Norris Health Center Counseling Director Paul Dupont does not think national tragedies such as the Las Vegas shooting directly hinder the mental health of students, unless there is an actual personal connection. Even now, the majority of students coming to Norris Health Center are mainly seeking help for general anxiety, stress and depression. Dupont believes this is caused by increasing pressure to balance a full school load with work, internships and extra-curricular activities.

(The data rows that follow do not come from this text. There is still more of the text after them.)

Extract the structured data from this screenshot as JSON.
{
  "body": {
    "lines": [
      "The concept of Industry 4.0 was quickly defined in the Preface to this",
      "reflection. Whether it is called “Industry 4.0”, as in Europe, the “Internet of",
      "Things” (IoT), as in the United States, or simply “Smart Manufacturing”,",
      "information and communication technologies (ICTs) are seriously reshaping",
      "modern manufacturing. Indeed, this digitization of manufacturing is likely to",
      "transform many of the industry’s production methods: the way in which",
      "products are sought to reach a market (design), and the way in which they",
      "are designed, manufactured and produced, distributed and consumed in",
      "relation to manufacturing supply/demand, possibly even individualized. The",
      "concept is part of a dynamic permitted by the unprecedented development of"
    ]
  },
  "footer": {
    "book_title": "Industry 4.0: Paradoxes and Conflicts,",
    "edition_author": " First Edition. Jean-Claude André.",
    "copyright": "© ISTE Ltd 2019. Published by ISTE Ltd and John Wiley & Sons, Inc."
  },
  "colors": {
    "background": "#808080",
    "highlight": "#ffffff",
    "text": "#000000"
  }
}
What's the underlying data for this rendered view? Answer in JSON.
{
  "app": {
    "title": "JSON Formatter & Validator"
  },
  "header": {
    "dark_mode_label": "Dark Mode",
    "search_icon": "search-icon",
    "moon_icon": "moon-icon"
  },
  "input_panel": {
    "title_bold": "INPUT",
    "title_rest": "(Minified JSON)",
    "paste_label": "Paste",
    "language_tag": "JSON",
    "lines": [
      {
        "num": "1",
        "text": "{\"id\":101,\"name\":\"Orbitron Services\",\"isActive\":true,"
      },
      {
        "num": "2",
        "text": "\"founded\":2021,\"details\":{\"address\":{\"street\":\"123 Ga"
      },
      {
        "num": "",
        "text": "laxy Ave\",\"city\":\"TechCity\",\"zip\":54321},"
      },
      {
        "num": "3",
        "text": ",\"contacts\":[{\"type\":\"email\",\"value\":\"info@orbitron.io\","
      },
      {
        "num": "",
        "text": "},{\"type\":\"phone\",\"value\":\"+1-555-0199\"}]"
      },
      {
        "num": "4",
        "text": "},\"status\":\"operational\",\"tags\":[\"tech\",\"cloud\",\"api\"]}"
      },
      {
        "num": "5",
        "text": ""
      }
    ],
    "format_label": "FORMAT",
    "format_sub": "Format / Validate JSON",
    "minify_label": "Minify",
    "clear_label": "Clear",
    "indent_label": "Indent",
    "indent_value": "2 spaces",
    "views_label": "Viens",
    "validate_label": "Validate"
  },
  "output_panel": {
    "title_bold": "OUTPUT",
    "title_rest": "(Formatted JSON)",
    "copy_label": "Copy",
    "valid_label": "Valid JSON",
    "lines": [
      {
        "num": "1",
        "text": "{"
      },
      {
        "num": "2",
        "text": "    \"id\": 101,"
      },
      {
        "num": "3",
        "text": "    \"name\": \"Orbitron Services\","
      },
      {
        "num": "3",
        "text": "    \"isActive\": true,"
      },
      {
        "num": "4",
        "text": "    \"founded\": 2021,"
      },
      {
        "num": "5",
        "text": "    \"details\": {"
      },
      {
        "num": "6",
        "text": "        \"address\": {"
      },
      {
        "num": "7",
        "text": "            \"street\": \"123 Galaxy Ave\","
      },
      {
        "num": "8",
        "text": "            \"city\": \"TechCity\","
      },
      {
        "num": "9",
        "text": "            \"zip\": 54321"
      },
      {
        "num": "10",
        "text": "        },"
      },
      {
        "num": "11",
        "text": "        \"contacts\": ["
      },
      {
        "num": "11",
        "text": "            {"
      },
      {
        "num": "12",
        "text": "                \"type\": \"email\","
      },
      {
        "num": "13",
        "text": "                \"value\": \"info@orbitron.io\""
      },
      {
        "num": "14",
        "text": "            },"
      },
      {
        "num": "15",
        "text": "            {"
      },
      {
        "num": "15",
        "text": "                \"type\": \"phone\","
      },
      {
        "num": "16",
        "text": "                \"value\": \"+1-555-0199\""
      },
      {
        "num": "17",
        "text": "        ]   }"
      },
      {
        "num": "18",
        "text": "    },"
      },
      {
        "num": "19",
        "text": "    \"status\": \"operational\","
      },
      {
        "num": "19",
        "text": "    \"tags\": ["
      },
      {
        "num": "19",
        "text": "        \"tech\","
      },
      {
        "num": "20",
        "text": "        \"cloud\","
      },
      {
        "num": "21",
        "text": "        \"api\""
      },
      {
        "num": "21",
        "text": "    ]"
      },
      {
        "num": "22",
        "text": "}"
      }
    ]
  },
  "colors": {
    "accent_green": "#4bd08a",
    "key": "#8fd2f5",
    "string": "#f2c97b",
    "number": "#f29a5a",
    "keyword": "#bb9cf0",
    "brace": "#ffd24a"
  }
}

Students have begun to take on more responsibilities in order to secure a job after graduation that will pay off student loans.

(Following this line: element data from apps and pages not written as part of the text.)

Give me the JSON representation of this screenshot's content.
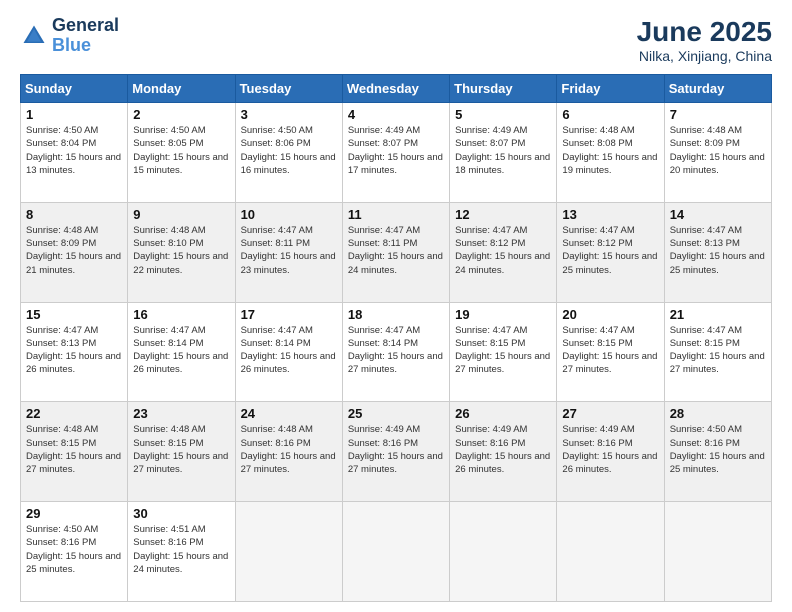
{
  "logo": {
    "line1": "General",
    "line2": "Blue"
  },
  "title": "June 2025",
  "subtitle": "Nilka, Xinjiang, China",
  "days_header": [
    "Sunday",
    "Monday",
    "Tuesday",
    "Wednesday",
    "Thursday",
    "Friday",
    "Saturday"
  ],
  "weeks": [
    {
      "shaded": false,
      "days": [
        {
          "num": "1",
          "sunrise": "4:50 AM",
          "sunset": "8:04 PM",
          "daylight": "15 hours and 13 minutes."
        },
        {
          "num": "2",
          "sunrise": "4:50 AM",
          "sunset": "8:05 PM",
          "daylight": "15 hours and 15 minutes."
        },
        {
          "num": "3",
          "sunrise": "4:50 AM",
          "sunset": "8:06 PM",
          "daylight": "15 hours and 16 minutes."
        },
        {
          "num": "4",
          "sunrise": "4:49 AM",
          "sunset": "8:07 PM",
          "daylight": "15 hours and 17 minutes."
        },
        {
          "num": "5",
          "sunrise": "4:49 AM",
          "sunset": "8:07 PM",
          "daylight": "15 hours and 18 minutes."
        },
        {
          "num": "6",
          "sunrise": "4:48 AM",
          "sunset": "8:08 PM",
          "daylight": "15 hours and 19 minutes."
        },
        {
          "num": "7",
          "sunrise": "4:48 AM",
          "sunset": "8:09 PM",
          "daylight": "15 hours and 20 minutes."
        }
      ]
    },
    {
      "shaded": true,
      "days": [
        {
          "num": "8",
          "sunrise": "4:48 AM",
          "sunset": "8:09 PM",
          "daylight": "15 hours and 21 minutes."
        },
        {
          "num": "9",
          "sunrise": "4:48 AM",
          "sunset": "8:10 PM",
          "daylight": "15 hours and 22 minutes."
        },
        {
          "num": "10",
          "sunrise": "4:47 AM",
          "sunset": "8:11 PM",
          "daylight": "15 hours and 23 minutes."
        },
        {
          "num": "11",
          "sunrise": "4:47 AM",
          "sunset": "8:11 PM",
          "daylight": "15 hours and 24 minutes."
        },
        {
          "num": "12",
          "sunrise": "4:47 AM",
          "sunset": "8:12 PM",
          "daylight": "15 hours and 24 minutes."
        },
        {
          "num": "13",
          "sunrise": "4:47 AM",
          "sunset": "8:12 PM",
          "daylight": "15 hours and 25 minutes."
        },
        {
          "num": "14",
          "sunrise": "4:47 AM",
          "sunset": "8:13 PM",
          "daylight": "15 hours and 25 minutes."
        }
      ]
    },
    {
      "shaded": false,
      "days": [
        {
          "num": "15",
          "sunrise": "4:47 AM",
          "sunset": "8:13 PM",
          "daylight": "15 hours and 26 minutes."
        },
        {
          "num": "16",
          "sunrise": "4:47 AM",
          "sunset": "8:14 PM",
          "daylight": "15 hours and 26 minutes."
        },
        {
          "num": "17",
          "sunrise": "4:47 AM",
          "sunset": "8:14 PM",
          "daylight": "15 hours and 26 minutes."
        },
        {
          "num": "18",
          "sunrise": "4:47 AM",
          "sunset": "8:14 PM",
          "daylight": "15 hours and 27 minutes."
        },
        {
          "num": "19",
          "sunrise": "4:47 AM",
          "sunset": "8:15 PM",
          "daylight": "15 hours and 27 minutes."
        },
        {
          "num": "20",
          "sunrise": "4:47 AM",
          "sunset": "8:15 PM",
          "daylight": "15 hours and 27 minutes."
        },
        {
          "num": "21",
          "sunrise": "4:47 AM",
          "sunset": "8:15 PM",
          "daylight": "15 hours and 27 minutes."
        }
      ]
    },
    {
      "shaded": true,
      "days": [
        {
          "num": "22",
          "sunrise": "4:48 AM",
          "sunset": "8:15 PM",
          "daylight": "15 hours and 27 minutes."
        },
        {
          "num": "23",
          "sunrise": "4:48 AM",
          "sunset": "8:15 PM",
          "daylight": "15 hours and 27 minutes."
        },
        {
          "num": "24",
          "sunrise": "4:48 AM",
          "sunset": "8:16 PM",
          "daylight": "15 hours and 27 minutes."
        },
        {
          "num": "25",
          "sunrise": "4:49 AM",
          "sunset": "8:16 PM",
          "daylight": "15 hours and 27 minutes."
        },
        {
          "num": "26",
          "sunrise": "4:49 AM",
          "sunset": "8:16 PM",
          "daylight": "15 hours and 26 minutes."
        },
        {
          "num": "27",
          "sunrise": "4:49 AM",
          "sunset": "8:16 PM",
          "daylight": "15 hours and 26 minutes."
        },
        {
          "num": "28",
          "sunrise": "4:50 AM",
          "sunset": "8:16 PM",
          "daylight": "15 hours and 25 minutes."
        }
      ]
    },
    {
      "shaded": false,
      "days": [
        {
          "num": "29",
          "sunrise": "4:50 AM",
          "sunset": "8:16 PM",
          "daylight": "15 hours and 25 minutes."
        },
        {
          "num": "30",
          "sunrise": "4:51 AM",
          "sunset": "8:16 PM",
          "daylight": "15 hours and 24 minutes."
        },
        null,
        null,
        null,
        null,
        null
      ]
    }
  ]
}
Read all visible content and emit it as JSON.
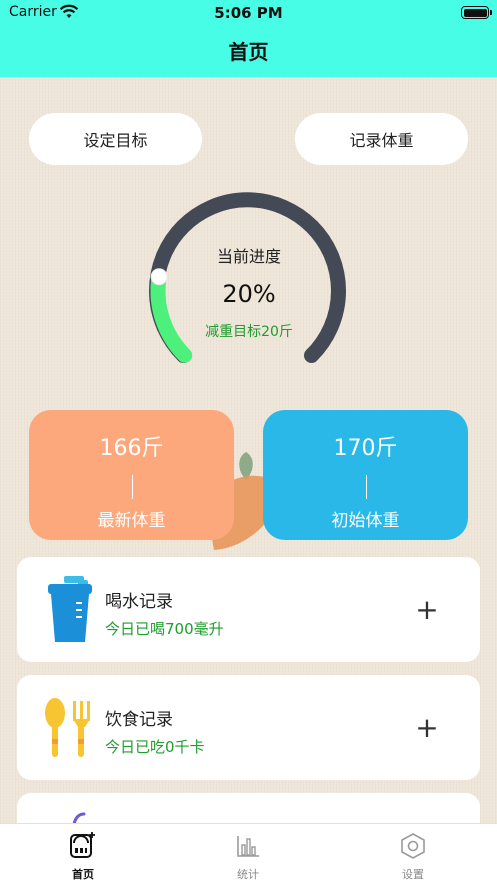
{
  "status_bar": {
    "carrier": "Carrier",
    "time": "5:06 PM"
  },
  "nav": {
    "title": "首页"
  },
  "buttons": {
    "set_goal": "设定目标",
    "record_weight": "记录体重"
  },
  "progress": {
    "label": "当前进度",
    "value_text": "20%",
    "fraction": 0.2,
    "goal_text": "减重目标20斤"
  },
  "weights": {
    "latest": {
      "value": "166斤",
      "label": "最新体重"
    },
    "initial": {
      "value": "170斤",
      "label": "初始体重"
    }
  },
  "records": [
    {
      "icon": "water-cup-icon",
      "title": "喝水记录",
      "subtitle": "今日已喝700毫升"
    },
    {
      "icon": "spoon-fork-icon",
      "title": "饮食记录",
      "subtitle": "今日已吃0千卡"
    }
  ],
  "tabs": [
    {
      "label": "首页",
      "icon": "scale-icon",
      "active": true
    },
    {
      "label": "统计",
      "icon": "bar-chart-icon",
      "active": false
    },
    {
      "label": "设置",
      "icon": "hexagon-settings-icon",
      "active": false
    }
  ],
  "colors": {
    "header": "#47fde6",
    "gauge_track": "#434955",
    "gauge_progress": "#4cf07a",
    "latest_card": "#fca87c",
    "initial_card": "#2ab8e8",
    "subtitle_green": "#1f9d2e"
  }
}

“Our entire society is under more stress,” said Dupont, “and we’re seeing it in students.”
Dupont began working at UWM a month before 9/11. Afterwards, colleagues were unsure of what action to take and wondered if they should be talking to students in class about the attack. During counseling, Dupont says he noticed some clients make reference to it, but they did not dwell on it. Not wanting to overlook the possibility of students needing help, he began randomly interviewing students around campus. When asked if they experienced extreme stress from 9/11 and if in-class counseling would help, only one out of 20 said yes.
“Students tend to see themselves as pretty distant from these events,” said Dupont. “A small percentage is deeply affected by it because they have some sort of personal connection.”
According to Dupont, these sorts of national events elicit two reactions: small amounts of trepidation and uncertainty at the back of people’s minds, and stress or ongoing anxiety that hinders their lives.
Students may seem apathetic for not appearing distressed by these situations. However, this stoic response may be the result of a society where shootings have become a norm. Even for someone with a connection to other shootings, it is difficult to be shocked when history repeats itself.
Molly Hassler, a senior art and design major, was initially frightened when she heard about the Las Vegas shooting. As an LGBT student, she remembers being told that it was deadlier than the Pulse Nightclub shooting in Orlando last year.
“Pulse racked the community,” said Hassler. “For something bigger to happen is scary.”
Hassler had been traveling at the time and attended a concert the same weekend. She feels that this is a larger issue within the country, and she does not necessarily worry about shootings on a daily basis.
“I think about it on a bigger level,” said Hassler. “This was a sniper situation so there was no way anyone could do anything.”
Still, Hassler says she hasn’t noticed a change in mood on campus, and she doubts anything is going to change under the current administration.
“These people are Americans,” said Hassler. “It is terrorism, but it’s an American problem.”
While other students may not have the same connection to past shootings, they mirror Hassler’s doubts when it comes to changing the culture in America.
Melissa Mursch, another senior art and design major, found out about the shooting when her roommates texted her about it.
“I don’t want to say that I wasn’t affected,” said Mursch, “but it happens so much that you get desensitized.”
While she has recently begun to acknowledge the possibility of a shooting happening here at UW-Milwaukee, she remains optimistic that that day will never come.
“I’m young so I feel immortal,” said Mursch. “I’m just a hopeful person and I don’t like to think something bad will happen to me.”
Mursch says she always hopes for change when something like this happens, but she still has her doubts. She says that after so many shootings, it is hard to believe different policies will be implemented.